- Your assignment -
Which lines of the data contain the string "raportointi"? Copy every one of them.
━━ Record extracts ━━
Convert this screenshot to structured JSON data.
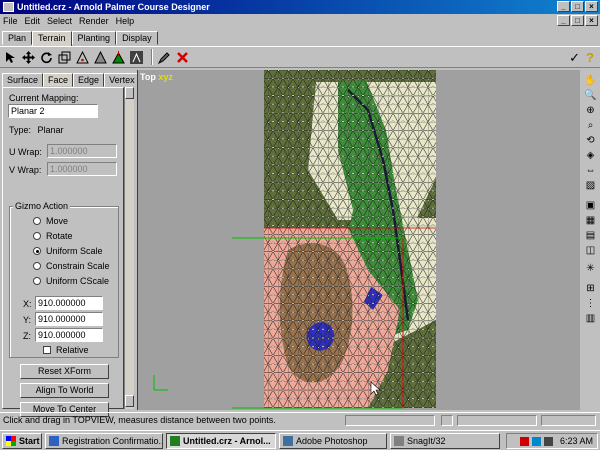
{
  "window": {
    "title": "Untitled.crz - Arnold Palmer Course Designer",
    "min": "_",
    "max": "□",
    "close": "×"
  },
  "menu": [
    "File",
    "Edit",
    "Select",
    "Render",
    "Help"
  ],
  "mode_tabs": [
    "Plan",
    "Terrain",
    "Planting",
    "Display"
  ],
  "active_mode_tab": "Terrain",
  "panel": {
    "tabs": [
      "Surface",
      "Face",
      "Edge",
      "Vertex"
    ],
    "active_tab": "Face",
    "current_mapping_label": "Current Mapping:",
    "current_mapping_value": "Planar 2",
    "type_label": "Type:",
    "type_value": "Planar",
    "uwrap_label": "U Wrap:",
    "uwrap_value": "1.000000",
    "vwrap_label": "V Wrap:",
    "vwrap_value": "1.000000",
    "gizmo_label": "Gizmo Action",
    "gizmo_options": [
      "Move",
      "Rotate",
      "Uniform Scale",
      "Constrain Scale",
      "Uniform CScale"
    ],
    "gizmo_selected": "Uniform Scale",
    "x_label": "X:",
    "x_value": "910.000000",
    "y_label": "Y:",
    "y_value": "910.000000",
    "z_label": "Z:",
    "z_value": "910.000000",
    "relative_label": "Relative",
    "reset_button": "Reset XForm",
    "align_button": "Align To World",
    "move_center_button": "Move To Center"
  },
  "viewport": {
    "view_label": "Top",
    "axis_label": "xyz",
    "colors": {
      "background": "#a0a0a0",
      "rough": "#5f6f3a",
      "fairway": "#3f8f3a",
      "sand": "#e8e8c8",
      "selection": "#f0a898",
      "water": "#3030c0"
    }
  },
  "status": {
    "message": "Click and drag in TOPVIEW, measures distance between two points."
  },
  "taskbar": {
    "start": "Start",
    "tasks": [
      "Registration Confirmatio...",
      "Untitled.crz - Arnol...",
      "Adobe Photoshop",
      "SnagIt/32"
    ],
    "active_task": "Untitled.crz - Arnol...",
    "clock": "6:23 AM"
  },
  "toolbar": {
    "confirm_icon": "✓",
    "help_icon": "?"
  }
}
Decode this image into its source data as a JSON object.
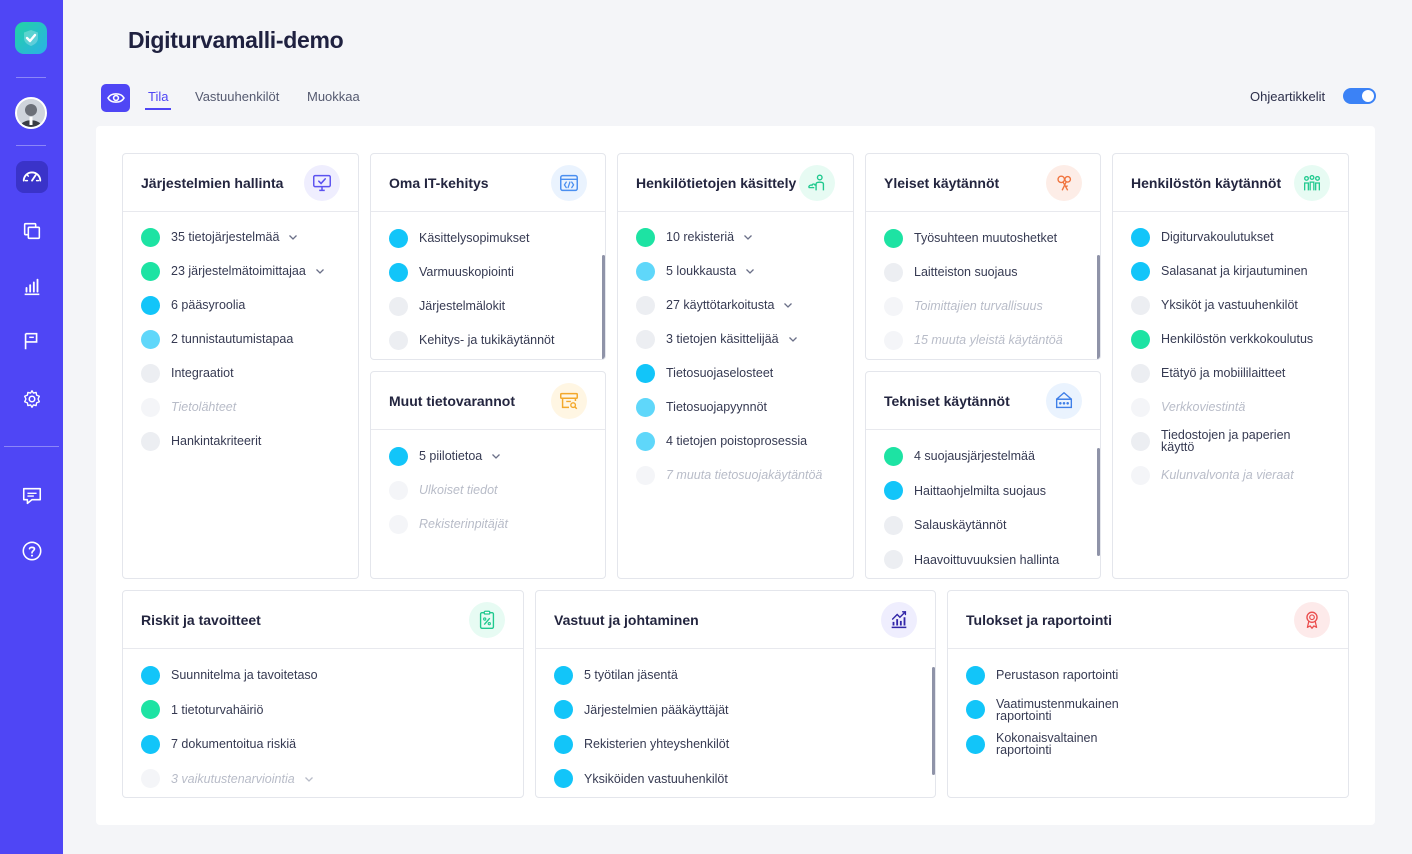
{
  "app": {
    "title": "Digiturvamalli-demo",
    "colors": {
      "accent": "#4f46f5",
      "green": "#1de3a3",
      "blue": "#12c5f9",
      "grey": "#eceef2"
    }
  },
  "sidebar": {
    "items": [
      {
        "icon": "dashboard-icon",
        "active": true
      },
      {
        "icon": "copy-icon"
      },
      {
        "icon": "bar-chart-icon"
      },
      {
        "icon": "flag-icon"
      },
      {
        "icon": "gear-icon"
      },
      {
        "icon": "chat-icon"
      },
      {
        "icon": "help-icon"
      }
    ]
  },
  "tabs": [
    {
      "label": "Tila",
      "active": true
    },
    {
      "label": "Vastuuhenkilöt"
    },
    {
      "label": "Muokkaa"
    }
  ],
  "toggle": {
    "label": "Ohjeartikkelit",
    "on": true
  },
  "cards": {
    "c1": {
      "title": "Järjestelmien hallinta",
      "icon": "monitor-check-icon",
      "items": [
        {
          "label": "35 tietojärjestelmää",
          "status": "green",
          "expand": true
        },
        {
          "label": "23 järjestelmätoimittajaa",
          "status": "green",
          "expand": true
        },
        {
          "label": "6 pääsyroolia",
          "status": "blue"
        },
        {
          "label": "2 tunnistautumistapaa",
          "status": "lblue"
        },
        {
          "label": "Integraatiot",
          "status": "grey"
        },
        {
          "label": "Tietolähteet",
          "status": "faint"
        },
        {
          "label": "Hankintakriteerit",
          "status": "grey"
        }
      ]
    },
    "c2": {
      "title": "Oma IT-kehitys",
      "icon": "code-window-icon",
      "items": [
        {
          "label": "Käsittelysopimukset",
          "status": "blue"
        },
        {
          "label": "Varmuuskopiointi",
          "status": "blue"
        },
        {
          "label": "Järjestelmälokit",
          "status": "grey"
        },
        {
          "label": "Kehitys- ja tukikäytännöt",
          "status": "grey"
        }
      ]
    },
    "c3": {
      "title": "Henkilötietojen käsittely",
      "icon": "person-cloud-icon",
      "items": [
        {
          "label": "10 rekisteriä",
          "status": "green",
          "expand": true
        },
        {
          "label": "5 loukkausta",
          "status": "lblue",
          "expand": true
        },
        {
          "label": "27 käyttötarkoitusta",
          "status": "grey",
          "expand": true
        },
        {
          "label": "3 tietojen käsittelijää",
          "status": "grey",
          "expand": true
        },
        {
          "label": "Tietosuojaselosteet",
          "status": "blue"
        },
        {
          "label": "Tietosuojapyynnöt",
          "status": "lblue"
        },
        {
          "label": "4 tietojen poistoprosessia",
          "status": "lblue"
        },
        {
          "label": "7 muuta tietosuojakäytäntöä",
          "status": "faint"
        }
      ]
    },
    "c4": {
      "title": "Yleiset käytännöt",
      "icon": "keys-icon",
      "items": [
        {
          "label": "Työsuhteen muutoshetket",
          "status": "green"
        },
        {
          "label": "Laitteiston suojaus",
          "status": "grey"
        },
        {
          "label": "Toimittajien turvallisuus",
          "status": "faint"
        },
        {
          "label": "15 muuta yleistä käytäntöä",
          "status": "faint"
        }
      ]
    },
    "c5": {
      "title": "Henkilöstön käytännöt",
      "icon": "people-icon",
      "items": [
        {
          "label": "Digiturvakoulutukset",
          "status": "blue"
        },
        {
          "label": "Salasanat ja kirjautuminen",
          "status": "blue"
        },
        {
          "label": "Yksiköt ja vastuuhenkilöt",
          "status": "grey"
        },
        {
          "label": "Henkilöstön verkkokoulutus",
          "status": "green"
        },
        {
          "label": "Etätyö ja mobiililaitteet",
          "status": "grey"
        },
        {
          "label": "Verkkoviestintä",
          "status": "faint"
        },
        {
          "label": "Tiedostojen ja paperien käyttö",
          "status": "grey"
        },
        {
          "label": "Kulunvalvonta ja vieraat",
          "status": "faint"
        }
      ]
    },
    "c6": {
      "title": "Muut tietovarannot",
      "icon": "archive-search-icon",
      "items": [
        {
          "label": "5 piilotietoa",
          "status": "blue",
          "expand": true
        },
        {
          "label": "Ulkoiset tiedot",
          "status": "faint"
        },
        {
          "label": "Rekisterinpitäjät",
          "status": "faint"
        }
      ]
    },
    "c7": {
      "title": "Tekniset käytännöt",
      "icon": "network-icon",
      "items": [
        {
          "label": "4 suojausjärjestelmää",
          "status": "green"
        },
        {
          "label": "Haittaohjelmilta suojaus",
          "status": "blue"
        },
        {
          "label": "Salauskäytännöt",
          "status": "grey"
        },
        {
          "label": "Haavoittuvuuksien hallinta",
          "status": "grey"
        }
      ]
    },
    "c8": {
      "title": "Riskit ja tavoitteet",
      "icon": "clipboard-percent-icon",
      "items": [
        {
          "label": "Suunnitelma ja tavoitetaso",
          "status": "blue"
        },
        {
          "label": "1 tietoturvahäiriö",
          "status": "green"
        },
        {
          "label": "7 dokumentoitua riskiä",
          "status": "blue"
        },
        {
          "label": "3 vaikutustenarviointia",
          "status": "faint",
          "expand": true
        }
      ]
    },
    "c9": {
      "title": "Vastuut ja johtaminen",
      "icon": "growth-chart-icon",
      "items": [
        {
          "label": "5 työtilan jäsentä",
          "status": "blue"
        },
        {
          "label": "Järjestelmien pääkäyttäjät",
          "status": "blue"
        },
        {
          "label": "Rekisterien yhteyshenkilöt",
          "status": "blue"
        },
        {
          "label": "Yksiköiden vastuuhenkilöt",
          "status": "blue"
        }
      ]
    },
    "c10": {
      "title": "Tulokset ja raportointi",
      "icon": "award-icon",
      "items": [
        {
          "label": "Perustason raportointi",
          "status": "blue"
        },
        {
          "label": "Vaatimustenmukainen raportointi",
          "status": "blue"
        },
        {
          "label": "Kokonaisvaltainen raportointi",
          "status": "blue"
        }
      ]
    }
  }
}
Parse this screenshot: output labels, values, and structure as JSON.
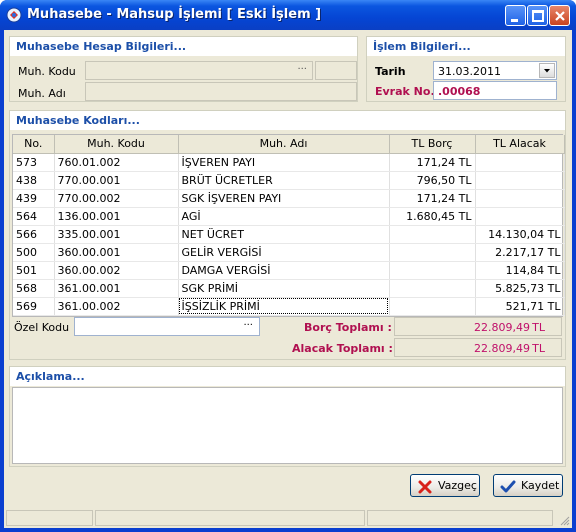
{
  "window": {
    "title": "Muhasebe - Mahsup İşlemi [ Eski İşlem ]"
  },
  "hesap": {
    "title": "Muhasebe Hesap Bilgileri...",
    "kod_label": "Muh. Kodu",
    "ad_label": "Muh. Adı",
    "kod_value": "",
    "ad_value": "",
    "ellipsis": "···"
  },
  "islem": {
    "title": "İşlem Bilgileri...",
    "tarih_label": "Tarih",
    "tarih_value": "31.03.2011",
    "evrak_label": "Evrak No.",
    "evrak_value": ".00068"
  },
  "kodlar": {
    "title": "Muhasebe Kodları...",
    "columns": [
      "No.",
      "Muh. Kodu",
      "Muh. Adı",
      "TL Borç",
      "TL Alacak"
    ],
    "rows": [
      [
        "573",
        "760.01.002",
        "İŞVEREN PAYI",
        "171,24 TL",
        ""
      ],
      [
        "438",
        "770.00.001",
        "BRÜT ÜCRETLER",
        "796,50 TL",
        ""
      ],
      [
        "439",
        "770.00.002",
        "SGK İŞVEREN PAYI",
        "171,24 TL",
        ""
      ],
      [
        "564",
        "136.00.001",
        "AGİ",
        "1.680,45 TL",
        ""
      ],
      [
        "566",
        "335.00.001",
        "NET ÜCRET",
        "",
        "14.130,04 TL"
      ],
      [
        "500",
        "360.00.001",
        "GELİR VERGİSİ",
        "",
        "2.217,17 TL"
      ],
      [
        "501",
        "360.00.002",
        "DAMGA VERGİSİ",
        "",
        "114,84 TL"
      ],
      [
        "568",
        "361.00.001",
        "SGK PRİMİ",
        "",
        "5.825,73 TL"
      ],
      [
        "569",
        "361.00.002",
        "İŞSİZLİK PRİMİ",
        "",
        "521,71 TL"
      ]
    ],
    "ozel_kodu_label": "Özel Kodu",
    "ozel_kodu_value": "",
    "ellipsis": "···",
    "borc_label": "Borç Toplamı :",
    "borc_value": "22.809,49",
    "alacak_label": "Alacak Toplamı :",
    "alacak_value": "22.809,49",
    "currency": "TL"
  },
  "aciklama": {
    "title": "Açıklama...",
    "value": ""
  },
  "buttons": {
    "vazgec": "Vazgeç",
    "kaydet": "Kaydet"
  },
  "colors": {
    "accent": "#1c4fa8",
    "red_label": "#b01050",
    "total_text": "#c0106a"
  }
}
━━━
- Response to the exercise -
      "title": "Tulokset ja raportointi",
          "label": "Perustason raportointi",
          "label": "Vaatimustenmukainen raportointi",
          "label": "Kokonaisvaltainen raportointi",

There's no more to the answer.